BEGIN Excerpted records

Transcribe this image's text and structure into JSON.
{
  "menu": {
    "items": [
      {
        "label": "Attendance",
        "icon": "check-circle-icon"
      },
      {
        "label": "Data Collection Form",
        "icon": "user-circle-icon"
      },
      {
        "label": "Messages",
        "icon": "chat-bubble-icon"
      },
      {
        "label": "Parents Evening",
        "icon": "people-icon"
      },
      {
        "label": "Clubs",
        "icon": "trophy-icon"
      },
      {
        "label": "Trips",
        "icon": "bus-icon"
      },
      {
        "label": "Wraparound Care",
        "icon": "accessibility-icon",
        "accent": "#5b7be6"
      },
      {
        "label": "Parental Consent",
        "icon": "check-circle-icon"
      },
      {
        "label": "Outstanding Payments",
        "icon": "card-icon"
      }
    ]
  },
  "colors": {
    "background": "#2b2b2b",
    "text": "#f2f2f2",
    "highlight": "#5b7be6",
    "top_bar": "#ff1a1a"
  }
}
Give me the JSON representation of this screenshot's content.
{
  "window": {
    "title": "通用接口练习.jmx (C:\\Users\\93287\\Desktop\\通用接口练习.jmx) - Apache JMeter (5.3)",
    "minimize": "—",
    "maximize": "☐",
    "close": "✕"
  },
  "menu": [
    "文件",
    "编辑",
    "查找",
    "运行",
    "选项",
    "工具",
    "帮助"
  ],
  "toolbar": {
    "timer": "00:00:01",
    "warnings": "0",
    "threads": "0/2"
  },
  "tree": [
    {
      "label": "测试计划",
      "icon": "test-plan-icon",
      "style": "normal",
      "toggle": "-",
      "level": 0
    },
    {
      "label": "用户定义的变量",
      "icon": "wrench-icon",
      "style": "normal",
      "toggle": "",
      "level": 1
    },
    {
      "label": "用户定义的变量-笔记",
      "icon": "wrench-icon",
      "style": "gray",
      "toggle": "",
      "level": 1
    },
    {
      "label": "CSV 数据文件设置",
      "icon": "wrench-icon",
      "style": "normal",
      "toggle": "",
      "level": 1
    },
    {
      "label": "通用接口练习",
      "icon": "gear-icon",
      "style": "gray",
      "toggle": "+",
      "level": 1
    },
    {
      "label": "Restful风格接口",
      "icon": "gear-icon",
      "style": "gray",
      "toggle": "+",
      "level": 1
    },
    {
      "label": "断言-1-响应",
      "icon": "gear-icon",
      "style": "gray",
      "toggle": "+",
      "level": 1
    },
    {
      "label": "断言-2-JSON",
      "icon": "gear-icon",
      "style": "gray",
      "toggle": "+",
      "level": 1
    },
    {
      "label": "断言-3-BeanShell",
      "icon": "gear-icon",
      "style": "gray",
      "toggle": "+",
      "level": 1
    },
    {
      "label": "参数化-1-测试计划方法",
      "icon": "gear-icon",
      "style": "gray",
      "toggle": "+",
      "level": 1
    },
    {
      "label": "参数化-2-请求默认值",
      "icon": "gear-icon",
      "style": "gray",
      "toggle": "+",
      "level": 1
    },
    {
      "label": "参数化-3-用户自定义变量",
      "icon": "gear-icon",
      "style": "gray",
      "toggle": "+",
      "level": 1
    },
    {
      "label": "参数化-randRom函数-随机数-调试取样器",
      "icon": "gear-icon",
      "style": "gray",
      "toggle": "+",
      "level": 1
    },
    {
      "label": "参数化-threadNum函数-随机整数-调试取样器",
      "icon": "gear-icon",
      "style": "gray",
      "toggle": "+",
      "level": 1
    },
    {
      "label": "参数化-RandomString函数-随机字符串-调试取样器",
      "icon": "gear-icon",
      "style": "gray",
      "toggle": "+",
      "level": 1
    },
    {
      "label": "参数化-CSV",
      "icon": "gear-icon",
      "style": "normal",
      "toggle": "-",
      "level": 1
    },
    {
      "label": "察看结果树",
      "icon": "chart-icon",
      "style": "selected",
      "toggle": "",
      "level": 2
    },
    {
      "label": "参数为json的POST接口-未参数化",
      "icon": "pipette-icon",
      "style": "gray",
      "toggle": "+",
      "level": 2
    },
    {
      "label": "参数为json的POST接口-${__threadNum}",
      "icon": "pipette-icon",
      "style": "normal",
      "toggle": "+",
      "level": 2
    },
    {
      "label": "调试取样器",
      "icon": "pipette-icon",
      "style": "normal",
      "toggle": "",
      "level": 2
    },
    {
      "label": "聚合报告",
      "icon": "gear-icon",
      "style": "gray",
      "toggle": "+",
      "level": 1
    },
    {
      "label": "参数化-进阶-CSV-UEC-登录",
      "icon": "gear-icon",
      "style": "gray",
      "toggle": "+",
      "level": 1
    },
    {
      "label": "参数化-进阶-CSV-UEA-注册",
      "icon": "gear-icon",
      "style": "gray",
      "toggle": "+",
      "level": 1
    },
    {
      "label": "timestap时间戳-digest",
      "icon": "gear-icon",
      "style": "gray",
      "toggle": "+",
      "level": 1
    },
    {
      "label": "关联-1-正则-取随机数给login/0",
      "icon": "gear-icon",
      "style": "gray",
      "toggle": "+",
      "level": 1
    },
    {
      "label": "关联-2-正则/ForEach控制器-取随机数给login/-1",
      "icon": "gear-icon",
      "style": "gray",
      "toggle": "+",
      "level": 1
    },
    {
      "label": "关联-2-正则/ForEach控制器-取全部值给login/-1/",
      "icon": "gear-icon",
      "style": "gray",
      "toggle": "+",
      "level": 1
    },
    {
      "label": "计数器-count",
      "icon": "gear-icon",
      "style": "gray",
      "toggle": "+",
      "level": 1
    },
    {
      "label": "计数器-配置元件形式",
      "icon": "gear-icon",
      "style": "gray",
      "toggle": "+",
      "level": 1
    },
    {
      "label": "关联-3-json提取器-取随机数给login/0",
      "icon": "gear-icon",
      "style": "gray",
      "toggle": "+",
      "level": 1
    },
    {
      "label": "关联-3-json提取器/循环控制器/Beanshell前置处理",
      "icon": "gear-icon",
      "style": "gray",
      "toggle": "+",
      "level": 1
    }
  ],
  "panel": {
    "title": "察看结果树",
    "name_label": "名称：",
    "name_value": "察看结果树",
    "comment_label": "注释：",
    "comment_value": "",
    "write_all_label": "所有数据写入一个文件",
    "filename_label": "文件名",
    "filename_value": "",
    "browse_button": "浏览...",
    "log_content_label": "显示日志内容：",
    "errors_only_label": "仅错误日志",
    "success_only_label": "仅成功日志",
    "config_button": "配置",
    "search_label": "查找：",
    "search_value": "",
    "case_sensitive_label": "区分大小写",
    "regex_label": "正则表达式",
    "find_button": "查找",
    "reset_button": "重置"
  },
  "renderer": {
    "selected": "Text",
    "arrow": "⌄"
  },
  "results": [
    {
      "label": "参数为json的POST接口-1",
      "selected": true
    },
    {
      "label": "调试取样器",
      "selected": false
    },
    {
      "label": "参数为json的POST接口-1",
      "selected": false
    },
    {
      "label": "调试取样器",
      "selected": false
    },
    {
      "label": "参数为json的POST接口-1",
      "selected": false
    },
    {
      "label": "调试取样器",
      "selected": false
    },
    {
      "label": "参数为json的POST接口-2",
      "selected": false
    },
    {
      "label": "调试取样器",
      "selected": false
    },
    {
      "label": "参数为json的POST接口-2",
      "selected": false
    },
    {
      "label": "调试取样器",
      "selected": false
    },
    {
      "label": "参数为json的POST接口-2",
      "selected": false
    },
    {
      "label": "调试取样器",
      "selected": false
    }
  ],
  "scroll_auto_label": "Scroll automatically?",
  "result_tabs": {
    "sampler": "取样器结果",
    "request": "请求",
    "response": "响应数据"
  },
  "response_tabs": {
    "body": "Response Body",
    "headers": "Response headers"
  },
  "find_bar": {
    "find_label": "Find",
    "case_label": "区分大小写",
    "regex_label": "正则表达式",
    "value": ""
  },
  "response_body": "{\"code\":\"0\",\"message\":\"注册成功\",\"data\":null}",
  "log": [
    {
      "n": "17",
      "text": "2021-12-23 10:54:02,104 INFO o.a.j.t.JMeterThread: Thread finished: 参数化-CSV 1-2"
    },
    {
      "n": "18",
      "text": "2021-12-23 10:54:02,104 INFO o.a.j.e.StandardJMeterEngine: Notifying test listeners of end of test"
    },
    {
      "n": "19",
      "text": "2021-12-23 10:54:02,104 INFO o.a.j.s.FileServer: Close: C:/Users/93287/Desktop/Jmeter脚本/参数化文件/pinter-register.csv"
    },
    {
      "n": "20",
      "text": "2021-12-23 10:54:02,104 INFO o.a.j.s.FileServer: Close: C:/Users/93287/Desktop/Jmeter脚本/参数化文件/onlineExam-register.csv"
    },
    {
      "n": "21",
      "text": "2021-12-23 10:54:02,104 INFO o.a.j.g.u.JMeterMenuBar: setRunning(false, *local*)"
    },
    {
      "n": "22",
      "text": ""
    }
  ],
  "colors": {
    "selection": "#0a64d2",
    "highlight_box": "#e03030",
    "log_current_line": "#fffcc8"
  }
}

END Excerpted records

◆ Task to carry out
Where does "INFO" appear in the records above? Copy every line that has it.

◆ Reply to the task
      "text": "2021-12-23 10:54:02,104 INFO o.a.j.t.JMeterThread: Thread finished: 参数化-CSV 1-2"
      "text": "2021-12-23 10:54:02,104 INFO o.a.j.e.StandardJMeterEngine: Notifying test listeners of end of test"
      "text": "2021-12-23 10:54:02,104 INFO o.a.j.s.FileServer: Close: C:/Users/93287/Desktop/Jmeter脚本/参数化文件/pinter-register.csv"
      "text": "2021-12-23 10:54:02,104 INFO o.a.j.s.FileServer: Close: C:/Users/93287/Desktop/Jmeter脚本/参数化文件/onlineExam-register.csv"
      "text": "2021-12-23 10:54:02,104 INFO o.a.j.g.u.JMeterMenuBar: setRunning(false, *local*)"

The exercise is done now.